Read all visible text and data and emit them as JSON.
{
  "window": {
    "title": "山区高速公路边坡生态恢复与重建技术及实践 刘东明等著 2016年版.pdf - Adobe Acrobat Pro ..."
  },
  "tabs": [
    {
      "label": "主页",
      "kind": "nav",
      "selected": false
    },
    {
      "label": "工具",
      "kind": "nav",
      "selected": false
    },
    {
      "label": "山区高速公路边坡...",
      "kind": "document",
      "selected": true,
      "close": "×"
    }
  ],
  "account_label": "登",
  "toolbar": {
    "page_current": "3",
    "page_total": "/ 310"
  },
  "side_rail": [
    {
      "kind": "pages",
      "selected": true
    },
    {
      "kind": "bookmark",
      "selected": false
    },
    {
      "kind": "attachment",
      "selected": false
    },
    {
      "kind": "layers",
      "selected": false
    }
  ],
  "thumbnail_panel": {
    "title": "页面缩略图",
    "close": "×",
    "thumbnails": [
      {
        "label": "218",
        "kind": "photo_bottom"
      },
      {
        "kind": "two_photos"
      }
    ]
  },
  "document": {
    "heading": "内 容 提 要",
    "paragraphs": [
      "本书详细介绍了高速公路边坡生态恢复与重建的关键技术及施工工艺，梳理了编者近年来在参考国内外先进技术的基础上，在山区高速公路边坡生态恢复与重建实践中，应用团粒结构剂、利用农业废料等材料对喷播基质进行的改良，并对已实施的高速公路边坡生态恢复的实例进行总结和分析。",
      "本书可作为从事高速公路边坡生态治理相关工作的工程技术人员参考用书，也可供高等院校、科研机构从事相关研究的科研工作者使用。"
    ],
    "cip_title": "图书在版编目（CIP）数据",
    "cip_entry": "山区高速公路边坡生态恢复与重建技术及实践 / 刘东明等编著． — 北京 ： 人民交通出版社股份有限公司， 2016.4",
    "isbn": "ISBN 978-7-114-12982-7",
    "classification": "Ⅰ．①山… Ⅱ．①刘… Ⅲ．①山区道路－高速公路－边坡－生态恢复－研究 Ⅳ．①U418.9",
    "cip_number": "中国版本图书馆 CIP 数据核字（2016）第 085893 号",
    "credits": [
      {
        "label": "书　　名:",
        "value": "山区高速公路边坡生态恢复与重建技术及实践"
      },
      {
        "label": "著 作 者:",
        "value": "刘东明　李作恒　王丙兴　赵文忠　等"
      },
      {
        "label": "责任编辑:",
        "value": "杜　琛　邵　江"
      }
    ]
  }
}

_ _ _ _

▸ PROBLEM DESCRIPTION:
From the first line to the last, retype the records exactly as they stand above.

▸ ANSWER TO THIS EXERCISE:
Read all visible text and data and emit them as JSON.
{
  "window": {
    "title": "山区高速公路边坡生态恢复与重建技术及实践 刘东明等著 2016年版.pdf - Adobe Acrobat Pro ..."
  },
  "tabs": [
    {
      "label": "主页",
      "kind": "nav",
      "selected": false
    },
    {
      "label": "工具",
      "kind": "nav",
      "selected": false
    },
    {
      "label": "山区高速公路边坡...",
      "kind": "document",
      "selected": true,
      "close": "×"
    }
  ],
  "account_label": "登",
  "toolbar": {
    "page_current": "3",
    "page_total": "/ 310"
  },
  "side_rail": [
    {
      "kind": "pages",
      "selected": true
    },
    {
      "kind": "bookmark",
      "selected": false
    },
    {
      "kind": "attachment",
      "selected": false
    },
    {
      "kind": "layers",
      "selected": false
    }
  ],
  "thumbnail_panel": {
    "title": "页面缩略图",
    "close": "×",
    "thumbnails": [
      {
        "label": "218",
        "kind": "photo_bottom"
      },
      {
        "kind": "two_photos"
      }
    ]
  },
  "document": {
    "heading": "内 容 提 要",
    "paragraphs": [
      "本书详细介绍了高速公路边坡生态恢复与重建的关键技术及施工工艺，梳理了编者近年来在参考国内外先进技术的基础上，在山区高速公路边坡生态恢复与重建实践中，应用团粒结构剂、利用农业废料等材料对喷播基质进行的改良，并对已实施的高速公路边坡生态恢复的实例进行总结和分析。",
      "本书可作为从事高速公路边坡生态治理相关工作的工程技术人员参考用书，也可供高等院校、科研机构从事相关研究的科研工作者使用。"
    ],
    "cip_title": "图书在版编目（CIP）数据",
    "cip_entry": "山区高速公路边坡生态恢复与重建技术及实践 / 刘东明等编著． — 北京 ： 人民交通出版社股份有限公司， 2016.4",
    "isbn": "ISBN 978-7-114-12982-7",
    "classification": "Ⅰ．①山… Ⅱ．①刘… Ⅲ．①山区道路－高速公路－边坡－生态恢复－研究 Ⅳ．①U418.9",
    "cip_number": "中国版本图书馆 CIP 数据核字（2016）第 085893 号",
    "credits": [
      {
        "label": "书　　名:",
        "value": "山区高速公路边坡生态恢复与重建技术及实践"
      },
      {
        "label": "著 作 者:",
        "value": "刘东明　李作恒　王丙兴　赵文忠　等"
      },
      {
        "label": "责任编辑:",
        "value": "杜　琛　邵　江"
      }
    ]
  }
}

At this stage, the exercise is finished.